Daniel Tamarit, postdoc at the Department of cell and molecular biology.

Daniel Tamarit completed his PhD in October 2016 under the supervision of Siv Andersson at the program of Molecular Evolution[1]. As part of his thesis, Daniel, Siv and colleagues discovered that the genes of Lactobacillus kunkeei, a honeybee symbiont, are highly organised[2]. Through a follow up study, they have now revealed diverse evolutionary forces that shape and disrupt the gene organisation in multiple Lactobacillus species, and remind us of the dynamic nature of genome evolution.


Elin Einarsson, PhD student at the Department of cell and molecular biology.

The Giardia group at ICM are interested in learning more about the diplomonad parasites Giardia and Spironucleus. In my research I want to understand how the parasite Giardia intestinalis transforms from a motile stage to an infectious cyst stage, in particular in regards to how the process is regulated.


Dmytro Kryvokhyzha, PhD student at the Department of ecology and genetics.

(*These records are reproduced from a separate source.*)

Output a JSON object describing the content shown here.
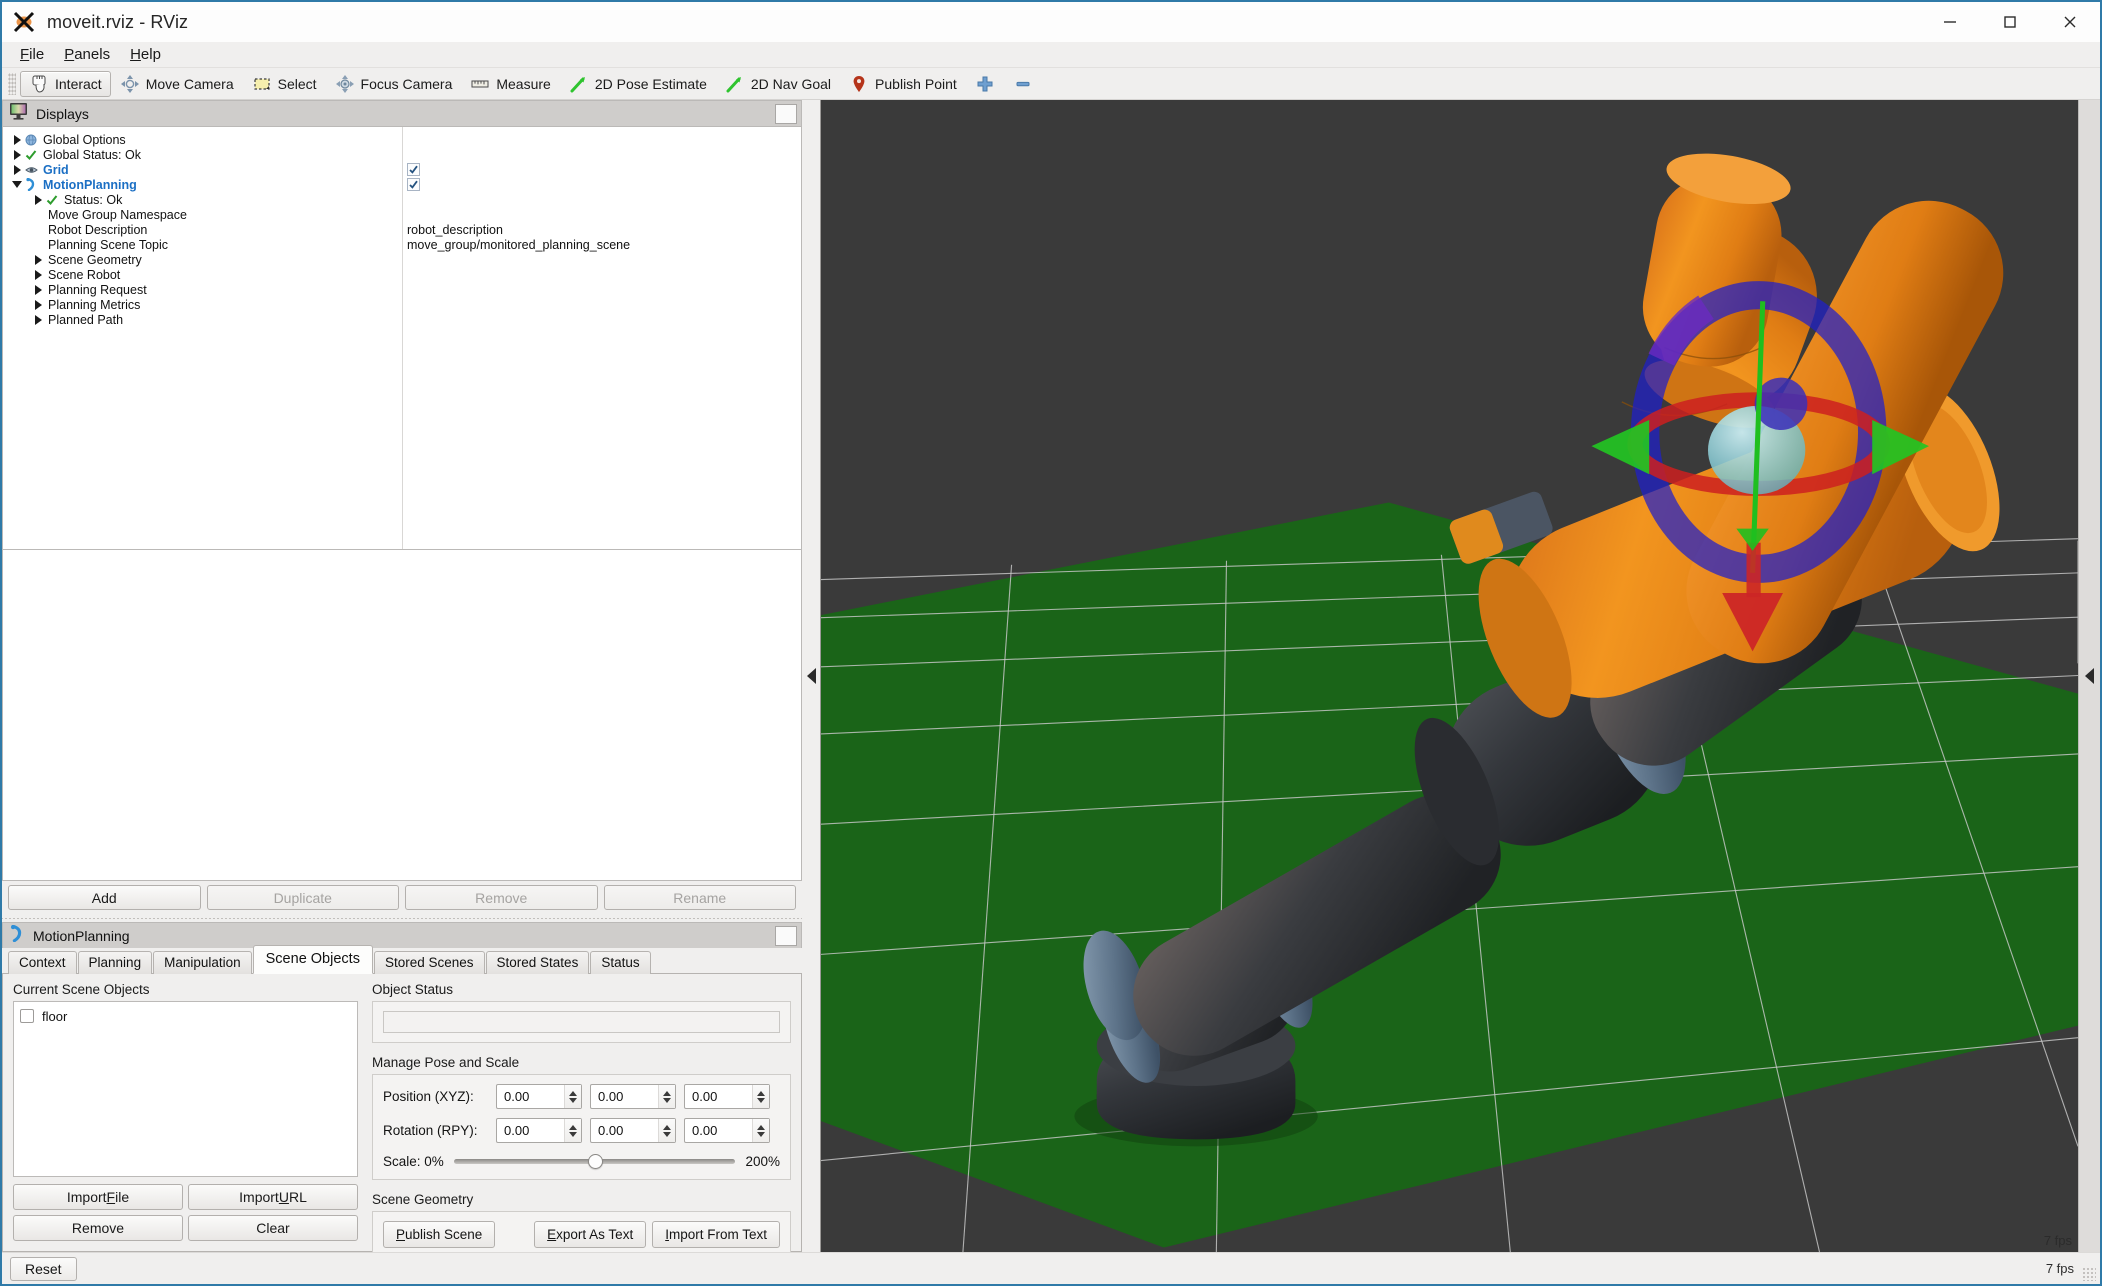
{
  "window": {
    "title": "moveit.rviz - RViz",
    "app_icon": "rviz-x-icon",
    "minimize_label": "—",
    "maximize_label": "□",
    "close_label": "✕"
  },
  "menubar": {
    "items": [
      {
        "label": "File",
        "mnemonic": "F"
      },
      {
        "label": "Panels",
        "mnemonic": "P"
      },
      {
        "label": "Help",
        "mnemonic": "H"
      }
    ]
  },
  "toolbar": {
    "items": [
      {
        "label": "Interact",
        "icon": "hand-cursor-icon",
        "active": true
      },
      {
        "label": "Move Camera",
        "icon": "move-camera-icon",
        "active": false
      },
      {
        "label": "Select",
        "icon": "select-rect-icon",
        "active": false
      },
      {
        "label": "Focus Camera",
        "icon": "focus-camera-icon",
        "active": false
      },
      {
        "label": "Measure",
        "icon": "ruler-icon",
        "active": false
      },
      {
        "label": "2D Pose Estimate",
        "icon": "green-arrow-icon",
        "active": false
      },
      {
        "label": "2D Nav Goal",
        "icon": "green-arrow-icon",
        "active": false
      },
      {
        "label": "Publish Point",
        "icon": "map-pin-icon",
        "active": false
      },
      {
        "label": "",
        "icon": "plus-icon",
        "active": false
      },
      {
        "label": "",
        "icon": "minus-icon",
        "active": false
      }
    ]
  },
  "displays_panel": {
    "title": "Displays",
    "icon": "displays-monitor-icon",
    "tree": [
      {
        "label": "Global Options",
        "indent": 0,
        "twisty": "closed",
        "icon": "globe-icon",
        "blue": false,
        "value": ""
      },
      {
        "label": "Global Status: Ok",
        "indent": 0,
        "twisty": "closed",
        "icon": "check-icon",
        "blue": false,
        "value": ""
      },
      {
        "label": "Grid",
        "indent": 0,
        "twisty": "closed",
        "icon": "grid-eye-icon",
        "blue": true,
        "value": "",
        "checkbox": true
      },
      {
        "label": "MotionPlanning",
        "indent": 0,
        "twisty": "open",
        "icon": "motionplanning-icon",
        "blue": true,
        "value": "",
        "checkbox": true
      },
      {
        "label": "Status: Ok",
        "indent": 1,
        "twisty": "closed",
        "icon": "check-icon",
        "blue": false,
        "value": ""
      },
      {
        "label": "Move Group Namespace",
        "indent": 1,
        "twisty": "none",
        "icon": "none",
        "blue": false,
        "value": ""
      },
      {
        "label": "Robot Description",
        "indent": 1,
        "twisty": "none",
        "icon": "none",
        "blue": false,
        "value": "robot_description"
      },
      {
        "label": "Planning Scene Topic",
        "indent": 1,
        "twisty": "none",
        "icon": "none",
        "blue": false,
        "value": "move_group/monitored_planning_scene"
      },
      {
        "label": "Scene Geometry",
        "indent": 1,
        "twisty": "closed",
        "icon": "none",
        "blue": false,
        "value": ""
      },
      {
        "label": "Scene Robot",
        "indent": 1,
        "twisty": "closed",
        "icon": "none",
        "blue": false,
        "value": ""
      },
      {
        "label": "Planning Request",
        "indent": 1,
        "twisty": "closed",
        "icon": "none",
        "blue": false,
        "value": ""
      },
      {
        "label": "Planning Metrics",
        "indent": 1,
        "twisty": "closed",
        "icon": "none",
        "blue": false,
        "value": ""
      },
      {
        "label": "Planned Path",
        "indent": 1,
        "twisty": "closed",
        "icon": "none",
        "blue": false,
        "value": ""
      }
    ],
    "buttons": [
      {
        "label": "Add",
        "enabled": true
      },
      {
        "label": "Duplicate",
        "enabled": false
      },
      {
        "label": "Remove",
        "enabled": false
      },
      {
        "label": "Rename",
        "enabled": false
      }
    ]
  },
  "motion_planning_panel": {
    "title": "MotionPlanning",
    "icon": "motionplanning-icon",
    "tabs": [
      {
        "label": "Context",
        "active": false
      },
      {
        "label": "Planning",
        "active": false
      },
      {
        "label": "Manipulation",
        "active": false
      },
      {
        "label": "Scene Objects",
        "active": true
      },
      {
        "label": "Stored Scenes",
        "active": false
      },
      {
        "label": "Stored States",
        "active": false
      },
      {
        "label": "Status",
        "active": false
      }
    ],
    "scene_objects": {
      "current_objects_label": "Current Scene Objects",
      "objects": [
        {
          "name": "floor",
          "checked": false
        }
      ],
      "list_buttons": [
        {
          "label": "Import File",
          "mnemonic": "F"
        },
        {
          "label": "Import URL",
          "mnemonic": "U"
        },
        {
          "label": "Remove",
          "mnemonic": ""
        },
        {
          "label": "Clear",
          "mnemonic": ""
        }
      ],
      "object_status_label": "Object Status",
      "object_status_value": "",
      "manage_pose_label": "Manage Pose and Scale",
      "position_label": "Position (XYZ):",
      "position_values": [
        "0.00",
        "0.00",
        "0.00"
      ],
      "rotation_label": "Rotation (RPY):",
      "rotation_values": [
        "0.00",
        "0.00",
        "0.00"
      ],
      "scale_label": "Scale:",
      "scale_min_label": "0%",
      "scale_max_label": "200%",
      "scale_percent": 50,
      "scene_geometry_label": "Scene Geometry",
      "geometry_buttons": [
        {
          "label": "Publish Scene",
          "mnemonic": "P"
        },
        {
          "label": "Export As Text",
          "mnemonic": "E"
        },
        {
          "label": "Import From Text",
          "mnemonic": "I"
        }
      ]
    }
  },
  "viewport": {
    "fps_label": "7 fps",
    "background_color": "#3a3a3a",
    "ground_plane_color": "#1a6418",
    "grid_color": "#c8c8c8",
    "robot_upper_color": "#e8871b",
    "robot_lower_color": "#2e3136",
    "robot_joint_color": "#5d7389",
    "marker_ring_color": "#2222cc",
    "marker_ring2_color": "#cc2222",
    "marker_arrow_green": "#22bb22",
    "marker_arrow_red": "#cc2222",
    "marker_sphere_color": "#7fd4d4",
    "collapse_left_icon": "collapse-left-arrow-icon",
    "collapse_right_icon": "collapse-left-arrow-icon"
  },
  "statusbar": {
    "reset_label": "Reset",
    "fps_label": "7 fps"
  }
}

The shepherd’s purse Capsella bursa-pastoris is one of the most common plant on Earth, but its diploid relatives aren’t: Capsella grandiflora is restricted to the mountains of Northern Greece and Albania, Capsella orientalis and Capsella rubella occur only in Central Asia and around the Mediterranean Sea, respectively. Our group tries to understand why it is so?


Hanna Johannesson, Dean of biology, comments: "The biology day was a great opportunity to see how much great science is being done, and to informally chat with colleagues. Having some of these presentations on-line is nice as a reach-out to society, but also to colleagues around the world."

The head of department of cell- and molecular biology, David van der Spoel, who organized the video shooting sessions, fills in: "It was really nice to see how professional these young researchers were when being filmed from close distance. Very instructive for them as well, a good media training indeed, that may very well help them in their careers"